How to Handle Common Injuries When You Are Far From Medical Care

September 11, 2022
Picture of a first aid kit and a compass sitting on a boulder.

Oftentimes, when someone sustains an injury, their first inclination is to head to the nearest hospital or urgent care center. But what if you don’t have easy access to any medical providers at the moment? Maybe you live in a rural area, or perhaps you’re on a hike or a camping trip. Whatever the case may be, you need to know how to care for your injury until you can receive additional treatment from a professional. Below, we discuss how to handle some of the most common injuries when you’re far from medical care.


If you’ve been cut, the first thing you’ll need to do is wash your hands (if you don’t have access to soap and water, use a hand sanitizer containing at least 60% alcohol). Next, determine whether your wound is still actively bleeding.

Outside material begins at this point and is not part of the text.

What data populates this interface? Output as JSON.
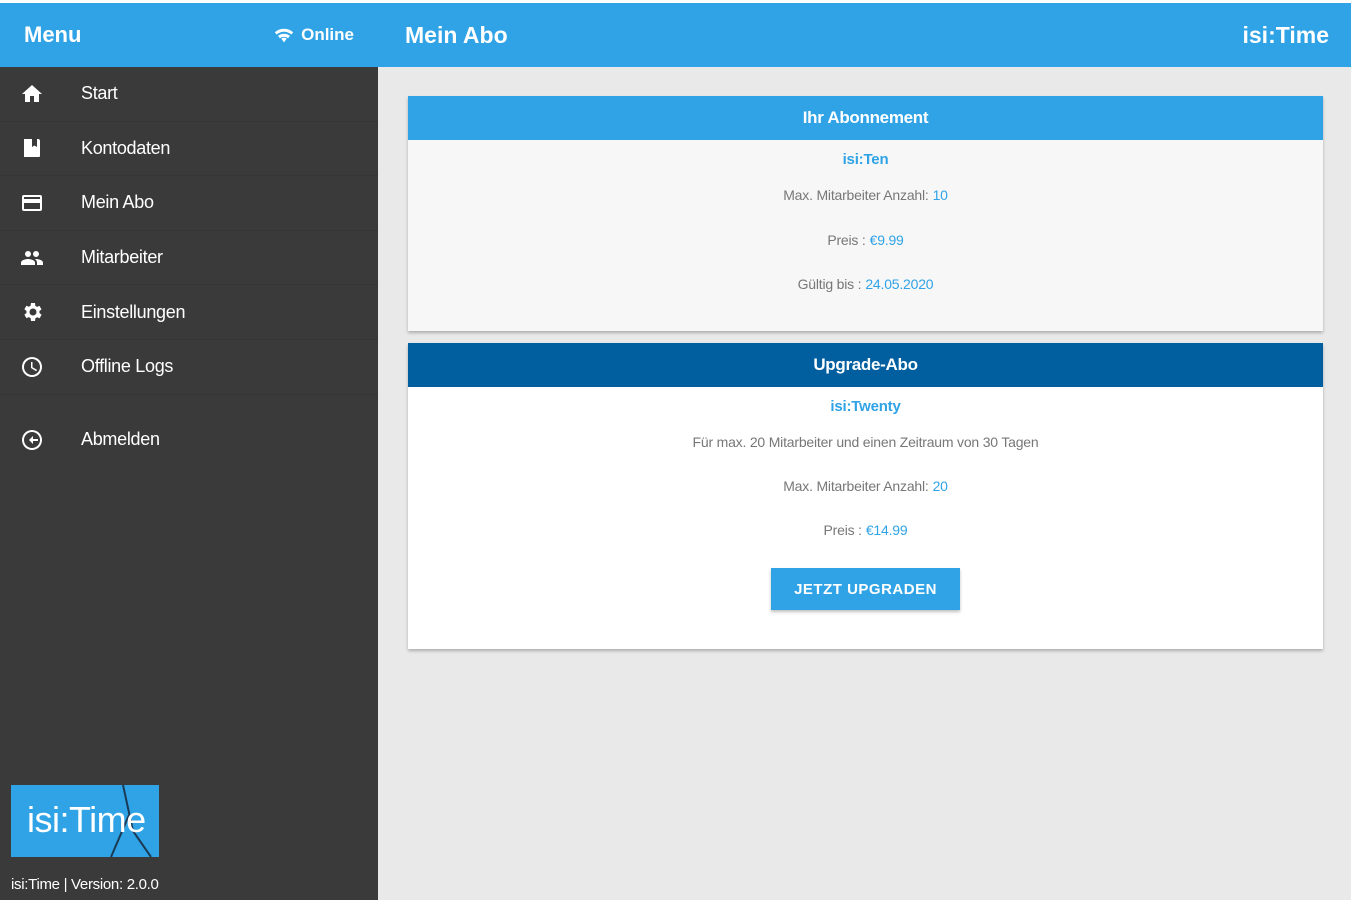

If it is, cover the wound with gauze or a clean piece of fabric and gently apply pressure. If possible, also try to raise the wounded area above your heart.

Once the bleeding stops, rinse out the cut with clean water, wash the area around it using soap, and then rinse it again. If you can see any dirt or other debris within the wound, carefully try to remove it using clean tweezers. Apply a thin layer of antibiotic ointment (if you don’t have any available, possible alternatives include petroleum jelly or aloe), then cover it with a bandage.

Be sure to consult with a medical provider as soon as possible so that they can remove any additional debris from the wound, check for signs of infection, and determine whether you need stitches, a tetanus shot, or any other form of treatment. In the meantime, continue changing the bandage at least once per day (as well as anytime the area becomes dirty or wet).


If you suspect that you’ve sprained a joint, you should follow the R.I.C.E. method, which consists of:

  • Rest – Avoid using the sprained joint for at least 48 to 72 hours to give it time to start healing.
  • Ice – Apply a cold pack to the sprained joint as soon as possible after injuring it, then continue icing it for 15 to 20 minutes at a time, four to eight times each day. Keep doing this until swelling goes down or until 48 hours have passed since the injury.
  • Compression – If you have one available, apply an elastic wrap or bandage to the sprained joint.
  • Elevation – Keep the sprained joint raised above your heart whenever you can.

If you’re in pain, you may also want to take an over-the-counter pain reliever. As soon as you’re able to, consult with a medical professional so that they can rule out more serious injuries (for example, a fracture) and recommend additional treatment measures.


If you think you may have broken a bone, one of the most important things you can do is immobilize the adjacent joints. Stabilizing the area helps prevent the broken pieces of bone from becoming displaced, and it can also help relieve pain. If you happen to have a first aid kit handy, check to see whether it contains a splint. If not, find something rigid (for example, a stick or a rolled-up newspaper) and at least two things that can be wrapped around the splint (for example, strips of fabric, ropes, neckties, belts, shoelaces, or medical tape).

Place the splint along the fractured bone, running from the joint above to the joint below. Then, firmly attach the splint to the outer side of each joint (for example, for a forearm splint, you should secure the split above the elbow joint and below the wrist joint). Be sure not to tie the splint so tightly that it cuts off circulation, and continue checking it every few minutes, since swelling may make it tighter over time. Take pain medication, periodically apply ice packs, and seek professional care as soon as possible.

The Provider to Choose for Follow-Up Medical Care

If your injury is life- or limb-threatening, call 911 or get to an emergency room as soon as possible. Otherwise, you can count on PhysicianOne Urgent Care to provide you with the follow-up care you need. We treat a wide array of illnesses and injuries at our various locations throughout Connecticut, Massachusetts, and New York, and patients can visit us every day during extended hours without having to make an appointment. Stop in, book a 24/7 telemedicine visit, or call us at 860-650-3848.

Son kissing mother
I wanted to take a moment to thank you for the attention you gave me last week. My son was started on antibiotics and ear drops. Within 24 hours he began to feel better. The poor kid had been going to school in tears because he was afraid of missing any more days, but feeling (and looking) just awful! He's not been able to even think about lacrosse practice, but thanks to starting him on antibiotics, he was thrilled to return to practice today.
Somers, NY
  • 5.0
  • 4.6